My grading practices have improved this year. I’m keeping better track of information, I’m using it more often, and I’m showing students – constantly – their progress in their learning. The notion that grades only report ability is buried deep and digging it out has taken a lot – a lot – of work.
Case in point: I’ve already written about keeping better track of quizzes given on standards in class. That spreadsheet, at the end of the chapter, looks like this:
This shows some interesting things:
I can pinpoint sticking points on specific students much more accurately.
Blank spots – missing quizzes – really hurts my ability to help. Same idea as GIGO…if I don’t have consistent information from students, I can’t help them as effectively.
These quiz scores typically improve over time because older ideas set the foundation for new ideas. Yes, there is a dip in some cases, but I chalk that up to complexity rather than ability.

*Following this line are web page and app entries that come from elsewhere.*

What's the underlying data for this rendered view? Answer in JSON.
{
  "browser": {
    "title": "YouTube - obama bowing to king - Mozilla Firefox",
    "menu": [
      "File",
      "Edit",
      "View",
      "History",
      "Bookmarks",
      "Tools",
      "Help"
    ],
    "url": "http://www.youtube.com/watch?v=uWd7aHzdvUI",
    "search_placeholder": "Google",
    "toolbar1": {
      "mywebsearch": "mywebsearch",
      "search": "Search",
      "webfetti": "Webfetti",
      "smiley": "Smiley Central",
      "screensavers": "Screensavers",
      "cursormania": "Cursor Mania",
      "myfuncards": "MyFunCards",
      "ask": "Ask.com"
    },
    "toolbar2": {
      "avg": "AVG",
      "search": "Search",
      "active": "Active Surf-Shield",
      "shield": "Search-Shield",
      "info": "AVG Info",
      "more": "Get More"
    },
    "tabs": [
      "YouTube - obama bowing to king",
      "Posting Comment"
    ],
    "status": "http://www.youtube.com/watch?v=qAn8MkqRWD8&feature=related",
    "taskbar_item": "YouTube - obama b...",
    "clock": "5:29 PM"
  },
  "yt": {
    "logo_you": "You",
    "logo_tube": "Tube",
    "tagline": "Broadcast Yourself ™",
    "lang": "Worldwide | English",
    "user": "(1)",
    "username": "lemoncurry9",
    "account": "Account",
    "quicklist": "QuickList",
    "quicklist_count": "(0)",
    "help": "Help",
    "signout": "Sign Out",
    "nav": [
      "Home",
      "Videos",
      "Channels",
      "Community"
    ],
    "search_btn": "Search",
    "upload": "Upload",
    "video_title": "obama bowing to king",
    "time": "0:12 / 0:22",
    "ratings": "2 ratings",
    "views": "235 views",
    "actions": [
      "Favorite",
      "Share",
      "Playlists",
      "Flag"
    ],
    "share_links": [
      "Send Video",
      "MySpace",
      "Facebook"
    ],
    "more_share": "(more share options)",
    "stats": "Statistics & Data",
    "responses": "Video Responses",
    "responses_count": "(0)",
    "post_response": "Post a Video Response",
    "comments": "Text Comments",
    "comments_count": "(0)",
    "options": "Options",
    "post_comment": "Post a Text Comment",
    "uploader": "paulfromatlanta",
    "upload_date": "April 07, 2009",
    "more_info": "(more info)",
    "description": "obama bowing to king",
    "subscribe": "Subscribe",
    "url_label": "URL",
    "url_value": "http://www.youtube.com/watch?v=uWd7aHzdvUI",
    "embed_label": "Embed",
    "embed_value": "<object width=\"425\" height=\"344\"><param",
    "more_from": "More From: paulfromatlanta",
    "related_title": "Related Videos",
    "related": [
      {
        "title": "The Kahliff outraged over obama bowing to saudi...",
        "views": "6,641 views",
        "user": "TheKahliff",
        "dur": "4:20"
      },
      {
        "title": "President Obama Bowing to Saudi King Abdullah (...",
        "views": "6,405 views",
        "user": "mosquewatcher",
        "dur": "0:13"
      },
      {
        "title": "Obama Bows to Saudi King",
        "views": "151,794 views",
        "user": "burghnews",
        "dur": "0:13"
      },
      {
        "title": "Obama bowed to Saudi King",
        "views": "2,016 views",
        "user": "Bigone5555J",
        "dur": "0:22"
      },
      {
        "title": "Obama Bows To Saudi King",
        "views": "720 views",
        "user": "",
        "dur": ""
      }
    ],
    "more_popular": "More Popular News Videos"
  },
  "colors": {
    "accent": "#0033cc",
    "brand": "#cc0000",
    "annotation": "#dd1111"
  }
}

We just took the test and I found myself much less surprised than I used to be. (It pains me to even admit that I used to be surprised…growth…) I can also whip that tracking chart back out and pair it up with test scores.
Yellow is a set of questions related to a specific learning objective for the chapter. For the most part, the yellow boxes correlate with the tracking page. The conversation now centers on, “What mistakes am I still making?” rather than, “What do I have to do to get my grade up?”
It’s also great to ask a student if their test grade is a surprise and have them – even the most reluctant or disengaged – admit that no, it looks about right. Again, we can then focus on closing gaps in understanding and not point grubbing.Written on April 1st , 2016 by Brian Bennett Categorized in: Teaching